Chapter 11, the first chapter in a part of the book entitled « The Materials of Justice”, presents us with Sen’s well-known theory of capabilities. The main focus of the chapter is to emphasize that the capability approach is essentially a theory about human freedom, or more precisely, a theory about how freedom should be factored into the assessment of advantage and disadvantage. As against welfarist construals, Sen points out that we care not just that we achieve what we want, but also how we achieve what we want. Whether what we achieve results from our own agency, and whether we were able to exercise our agency on a range of valuable “functionings”, matters to an assessment of how well we do just as much, if not more, as does the result of our activity. We should be interested in “comprehensive outcomes”, not just “culmination outcomes”.
Two aspects of the capability approach are emphasized by Sen. First, the theory has an “informational focus”. As opposed to the approach developed by Martha Nussbaum, Sen’s just tells us what we should be concerned with in the measurement of advantage and disadvantage. He does not tell us what we should do with that information once we achieve it. Nor does he fill in the detail about what, precisely, we have reason to care about.
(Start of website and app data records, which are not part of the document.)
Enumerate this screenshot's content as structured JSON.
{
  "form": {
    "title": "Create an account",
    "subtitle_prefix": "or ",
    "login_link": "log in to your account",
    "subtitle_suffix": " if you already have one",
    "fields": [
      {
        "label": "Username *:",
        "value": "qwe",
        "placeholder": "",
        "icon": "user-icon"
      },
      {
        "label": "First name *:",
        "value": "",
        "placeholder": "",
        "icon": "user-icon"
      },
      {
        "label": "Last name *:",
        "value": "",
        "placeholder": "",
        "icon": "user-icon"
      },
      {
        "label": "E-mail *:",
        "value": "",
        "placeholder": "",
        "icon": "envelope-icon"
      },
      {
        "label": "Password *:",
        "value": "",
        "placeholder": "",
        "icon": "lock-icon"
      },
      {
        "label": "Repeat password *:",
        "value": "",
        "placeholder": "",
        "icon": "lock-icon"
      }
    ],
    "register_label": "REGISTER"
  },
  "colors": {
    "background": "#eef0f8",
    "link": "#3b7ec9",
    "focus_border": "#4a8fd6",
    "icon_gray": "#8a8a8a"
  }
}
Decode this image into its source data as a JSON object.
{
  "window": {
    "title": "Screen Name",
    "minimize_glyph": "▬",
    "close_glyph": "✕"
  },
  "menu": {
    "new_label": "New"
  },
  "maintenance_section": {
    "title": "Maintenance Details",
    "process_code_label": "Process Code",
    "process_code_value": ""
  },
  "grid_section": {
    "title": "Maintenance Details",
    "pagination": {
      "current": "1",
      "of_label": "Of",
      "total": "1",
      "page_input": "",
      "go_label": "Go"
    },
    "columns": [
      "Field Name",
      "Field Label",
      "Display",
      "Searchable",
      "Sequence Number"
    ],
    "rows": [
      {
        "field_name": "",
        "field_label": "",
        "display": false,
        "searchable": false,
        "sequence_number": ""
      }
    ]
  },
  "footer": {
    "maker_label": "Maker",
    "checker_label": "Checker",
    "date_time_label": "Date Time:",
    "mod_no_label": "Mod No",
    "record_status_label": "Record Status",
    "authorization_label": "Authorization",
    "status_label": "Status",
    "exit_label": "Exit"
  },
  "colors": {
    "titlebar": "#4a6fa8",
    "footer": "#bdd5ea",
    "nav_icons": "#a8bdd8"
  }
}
The theory is thus neutral, at least on its face, as between different approaches to distributive justice – egalitarian, sufficientarian, prioritarian, and so on, as it is between various ways of filling out the detail of what we have reason to care about.
Second, the theory is pluralistic. There are a range of things that we have reason to value, that cannot be reduced to one metric. Bundles of desirable functionings will reflect this.
Sen deflects two worries about the capability approach. The first comes from welfarists like Arneson and Cohen who argue, on Sen’s way of putting their arguments, that we should be concerned with what people actually achieve, rather than with what they can achieve. Sen’s response to this is that the capability approach includes the welfarist approach because the functionings realized by an individual are part of the set of functionings that he could achieve. Making this broader set the index of his advantage provides us with better information about advantage because it includes freedom to achieve a range of bundles as an ingredient.
The other worry has to do with commensurability. How can we evaluate options given the irreducible pluralism of reasons to value that Sen affirms? Sen responds by stating, in line with much of the recent literature on evaluation, that incommensurability makes evaluation harder, but not impossible.
CALL FOR PAPERS
“Science, Knowledge, and Democracy”
TRiP 2011 – Three Rivers Philosophy Conference
University of South Carolina, Columbia, SC USA
April 1st – April 3rd, 2011
PDF flyer here.
Elizabeth Anderson (University of Michigan)
Miranda Fricker (Birkbeck, University of London)
Henry Richardson (Georgetown University)
Miriam Solomon (Temple University)